Only the lines with "text" in the entries below belong in the answer; please copy them.
BEGIN SUPPLIED ENTRIES
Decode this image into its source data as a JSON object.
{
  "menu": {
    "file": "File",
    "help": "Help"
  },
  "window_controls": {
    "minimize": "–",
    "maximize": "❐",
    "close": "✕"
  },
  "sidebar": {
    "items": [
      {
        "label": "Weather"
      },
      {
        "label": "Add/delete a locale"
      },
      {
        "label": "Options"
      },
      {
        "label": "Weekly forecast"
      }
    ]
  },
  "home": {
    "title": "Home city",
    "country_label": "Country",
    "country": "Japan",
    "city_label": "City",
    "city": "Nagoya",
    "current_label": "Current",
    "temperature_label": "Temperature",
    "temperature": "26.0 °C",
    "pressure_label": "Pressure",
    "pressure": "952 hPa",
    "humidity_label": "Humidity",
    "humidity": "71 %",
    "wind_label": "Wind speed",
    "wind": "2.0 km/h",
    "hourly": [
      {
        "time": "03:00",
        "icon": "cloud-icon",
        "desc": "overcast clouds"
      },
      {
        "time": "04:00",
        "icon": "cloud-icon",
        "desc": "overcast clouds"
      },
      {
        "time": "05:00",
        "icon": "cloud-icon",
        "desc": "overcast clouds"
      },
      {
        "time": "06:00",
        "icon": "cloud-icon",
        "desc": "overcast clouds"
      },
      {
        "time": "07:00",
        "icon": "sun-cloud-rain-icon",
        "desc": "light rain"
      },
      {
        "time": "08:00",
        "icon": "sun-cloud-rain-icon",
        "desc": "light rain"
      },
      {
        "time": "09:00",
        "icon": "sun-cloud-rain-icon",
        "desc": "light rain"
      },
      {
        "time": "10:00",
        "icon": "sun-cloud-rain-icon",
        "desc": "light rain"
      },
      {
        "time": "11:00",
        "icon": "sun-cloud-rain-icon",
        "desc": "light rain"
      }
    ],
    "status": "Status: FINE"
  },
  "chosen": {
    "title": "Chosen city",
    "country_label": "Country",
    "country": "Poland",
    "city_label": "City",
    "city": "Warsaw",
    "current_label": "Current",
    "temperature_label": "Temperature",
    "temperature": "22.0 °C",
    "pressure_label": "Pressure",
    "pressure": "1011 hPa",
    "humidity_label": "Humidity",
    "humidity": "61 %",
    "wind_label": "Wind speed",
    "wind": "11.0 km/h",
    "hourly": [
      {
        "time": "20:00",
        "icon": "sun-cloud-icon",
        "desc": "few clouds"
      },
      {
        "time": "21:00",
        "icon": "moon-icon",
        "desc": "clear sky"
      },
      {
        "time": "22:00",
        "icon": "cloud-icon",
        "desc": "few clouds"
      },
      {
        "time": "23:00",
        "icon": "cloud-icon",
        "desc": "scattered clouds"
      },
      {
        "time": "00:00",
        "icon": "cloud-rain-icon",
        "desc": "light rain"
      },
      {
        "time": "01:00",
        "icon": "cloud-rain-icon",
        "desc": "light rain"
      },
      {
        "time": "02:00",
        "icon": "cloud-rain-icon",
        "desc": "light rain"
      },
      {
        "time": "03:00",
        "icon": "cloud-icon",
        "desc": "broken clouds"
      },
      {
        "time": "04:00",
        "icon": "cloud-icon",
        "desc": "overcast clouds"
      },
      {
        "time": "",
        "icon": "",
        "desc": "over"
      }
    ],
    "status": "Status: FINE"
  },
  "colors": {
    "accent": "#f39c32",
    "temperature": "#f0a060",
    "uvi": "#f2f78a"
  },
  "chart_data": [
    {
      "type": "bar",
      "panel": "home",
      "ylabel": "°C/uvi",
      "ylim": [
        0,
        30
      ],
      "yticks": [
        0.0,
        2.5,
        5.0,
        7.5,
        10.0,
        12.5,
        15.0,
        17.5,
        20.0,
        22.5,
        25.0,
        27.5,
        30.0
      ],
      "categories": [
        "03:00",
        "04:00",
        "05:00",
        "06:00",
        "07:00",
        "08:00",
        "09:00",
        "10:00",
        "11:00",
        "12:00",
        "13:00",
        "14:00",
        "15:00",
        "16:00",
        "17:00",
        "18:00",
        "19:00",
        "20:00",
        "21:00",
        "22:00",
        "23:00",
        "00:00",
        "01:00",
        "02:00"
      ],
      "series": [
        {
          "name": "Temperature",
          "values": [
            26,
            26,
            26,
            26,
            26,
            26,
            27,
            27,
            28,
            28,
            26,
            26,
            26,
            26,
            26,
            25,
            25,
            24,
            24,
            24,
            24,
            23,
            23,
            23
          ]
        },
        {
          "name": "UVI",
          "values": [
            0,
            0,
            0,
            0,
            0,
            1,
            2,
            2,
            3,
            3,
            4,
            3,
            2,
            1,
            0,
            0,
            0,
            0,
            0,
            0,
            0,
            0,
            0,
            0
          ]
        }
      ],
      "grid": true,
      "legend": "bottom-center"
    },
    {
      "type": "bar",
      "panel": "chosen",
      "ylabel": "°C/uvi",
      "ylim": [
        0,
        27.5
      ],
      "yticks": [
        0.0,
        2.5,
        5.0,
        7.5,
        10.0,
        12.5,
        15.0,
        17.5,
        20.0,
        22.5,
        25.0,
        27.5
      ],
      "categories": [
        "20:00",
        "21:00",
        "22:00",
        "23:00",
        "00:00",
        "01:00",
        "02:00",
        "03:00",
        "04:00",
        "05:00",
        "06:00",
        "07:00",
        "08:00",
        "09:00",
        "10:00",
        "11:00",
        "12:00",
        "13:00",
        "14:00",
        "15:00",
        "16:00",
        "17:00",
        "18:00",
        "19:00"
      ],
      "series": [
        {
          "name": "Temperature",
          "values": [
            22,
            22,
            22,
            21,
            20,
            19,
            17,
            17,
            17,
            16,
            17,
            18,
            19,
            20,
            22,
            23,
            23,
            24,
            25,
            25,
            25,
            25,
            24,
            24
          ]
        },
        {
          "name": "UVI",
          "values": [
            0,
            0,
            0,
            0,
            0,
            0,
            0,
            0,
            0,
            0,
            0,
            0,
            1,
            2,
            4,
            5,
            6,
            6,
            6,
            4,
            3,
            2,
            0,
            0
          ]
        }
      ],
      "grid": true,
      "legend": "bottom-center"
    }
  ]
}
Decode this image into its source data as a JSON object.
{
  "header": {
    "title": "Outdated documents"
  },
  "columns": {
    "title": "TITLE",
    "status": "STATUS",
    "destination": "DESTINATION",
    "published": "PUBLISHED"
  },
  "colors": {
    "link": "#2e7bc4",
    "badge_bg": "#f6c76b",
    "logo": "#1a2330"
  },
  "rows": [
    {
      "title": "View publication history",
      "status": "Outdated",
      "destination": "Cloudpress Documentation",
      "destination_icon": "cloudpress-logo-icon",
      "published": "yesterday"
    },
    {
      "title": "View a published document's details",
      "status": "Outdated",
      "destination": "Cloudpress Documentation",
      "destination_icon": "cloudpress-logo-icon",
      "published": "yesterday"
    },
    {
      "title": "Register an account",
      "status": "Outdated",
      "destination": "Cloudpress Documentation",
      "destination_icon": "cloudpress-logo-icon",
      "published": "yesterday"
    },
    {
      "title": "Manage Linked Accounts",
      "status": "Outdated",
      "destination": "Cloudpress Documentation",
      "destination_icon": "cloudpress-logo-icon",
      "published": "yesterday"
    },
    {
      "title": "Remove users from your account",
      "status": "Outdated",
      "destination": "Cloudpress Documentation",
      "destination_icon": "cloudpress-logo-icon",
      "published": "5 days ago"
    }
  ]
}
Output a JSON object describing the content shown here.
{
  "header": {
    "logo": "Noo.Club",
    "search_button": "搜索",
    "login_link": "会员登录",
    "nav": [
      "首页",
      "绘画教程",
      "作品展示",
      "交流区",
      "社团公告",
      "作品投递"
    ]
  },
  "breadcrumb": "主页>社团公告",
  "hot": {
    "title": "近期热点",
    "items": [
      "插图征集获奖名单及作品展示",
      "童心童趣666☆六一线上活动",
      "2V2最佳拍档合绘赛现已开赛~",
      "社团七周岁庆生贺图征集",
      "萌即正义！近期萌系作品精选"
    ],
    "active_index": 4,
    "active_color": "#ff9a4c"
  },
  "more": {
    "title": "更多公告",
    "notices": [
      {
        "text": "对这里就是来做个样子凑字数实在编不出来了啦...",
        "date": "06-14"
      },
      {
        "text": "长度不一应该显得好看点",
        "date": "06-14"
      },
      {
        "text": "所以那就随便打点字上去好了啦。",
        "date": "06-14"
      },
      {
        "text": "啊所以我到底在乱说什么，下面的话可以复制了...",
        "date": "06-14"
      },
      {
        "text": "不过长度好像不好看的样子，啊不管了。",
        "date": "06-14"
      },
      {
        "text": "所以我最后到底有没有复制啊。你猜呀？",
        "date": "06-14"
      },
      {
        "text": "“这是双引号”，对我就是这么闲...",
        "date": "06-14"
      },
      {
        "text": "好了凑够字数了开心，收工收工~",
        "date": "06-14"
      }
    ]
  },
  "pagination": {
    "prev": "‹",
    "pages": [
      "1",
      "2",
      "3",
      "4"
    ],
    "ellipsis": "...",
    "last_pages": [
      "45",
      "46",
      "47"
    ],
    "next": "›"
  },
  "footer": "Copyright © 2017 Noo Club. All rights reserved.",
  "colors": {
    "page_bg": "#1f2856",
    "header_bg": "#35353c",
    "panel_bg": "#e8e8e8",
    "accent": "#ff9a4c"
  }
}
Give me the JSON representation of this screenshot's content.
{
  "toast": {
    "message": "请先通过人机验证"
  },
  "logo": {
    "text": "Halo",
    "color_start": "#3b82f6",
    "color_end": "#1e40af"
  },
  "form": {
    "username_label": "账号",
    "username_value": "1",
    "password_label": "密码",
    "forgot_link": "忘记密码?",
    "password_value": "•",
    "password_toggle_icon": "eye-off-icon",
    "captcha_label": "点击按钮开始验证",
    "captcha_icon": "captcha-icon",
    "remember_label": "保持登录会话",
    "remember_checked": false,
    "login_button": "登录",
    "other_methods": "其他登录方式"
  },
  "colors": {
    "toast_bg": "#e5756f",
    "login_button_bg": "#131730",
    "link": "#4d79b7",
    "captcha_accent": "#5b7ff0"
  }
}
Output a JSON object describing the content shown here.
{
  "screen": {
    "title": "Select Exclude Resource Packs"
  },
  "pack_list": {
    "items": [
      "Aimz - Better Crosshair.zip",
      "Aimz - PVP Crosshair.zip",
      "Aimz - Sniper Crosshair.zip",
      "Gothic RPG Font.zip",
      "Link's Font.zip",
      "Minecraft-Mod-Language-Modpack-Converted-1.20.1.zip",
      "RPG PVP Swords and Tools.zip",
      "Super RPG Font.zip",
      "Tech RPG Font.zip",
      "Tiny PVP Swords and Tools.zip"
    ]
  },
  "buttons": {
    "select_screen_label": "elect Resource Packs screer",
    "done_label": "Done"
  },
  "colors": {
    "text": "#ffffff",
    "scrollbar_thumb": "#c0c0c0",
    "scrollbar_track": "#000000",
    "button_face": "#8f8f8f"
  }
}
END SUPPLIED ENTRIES
* ANSWER FOR THE TASK *
        "text": "对这里就是来做个样子凑字数实在编不出来了啦...",
        "text": "长度不一应该显得好看点",
        "text": "所以那就随便打点字上去好了啦。",
        "text": "啊所以我到底在乱说什么，下面的话可以复制了...",
        "text": "不过长度好像不好看的样子，啊不管了。",
        "text": "所以我最后到底有没有复制啊。你猜呀？",
        "text": "“这是双引号”，对我就是这么闲...",
        "text": "好了凑够字数了开心，收工收工~",
    "text": "Halo",
    "text": "#ffffff",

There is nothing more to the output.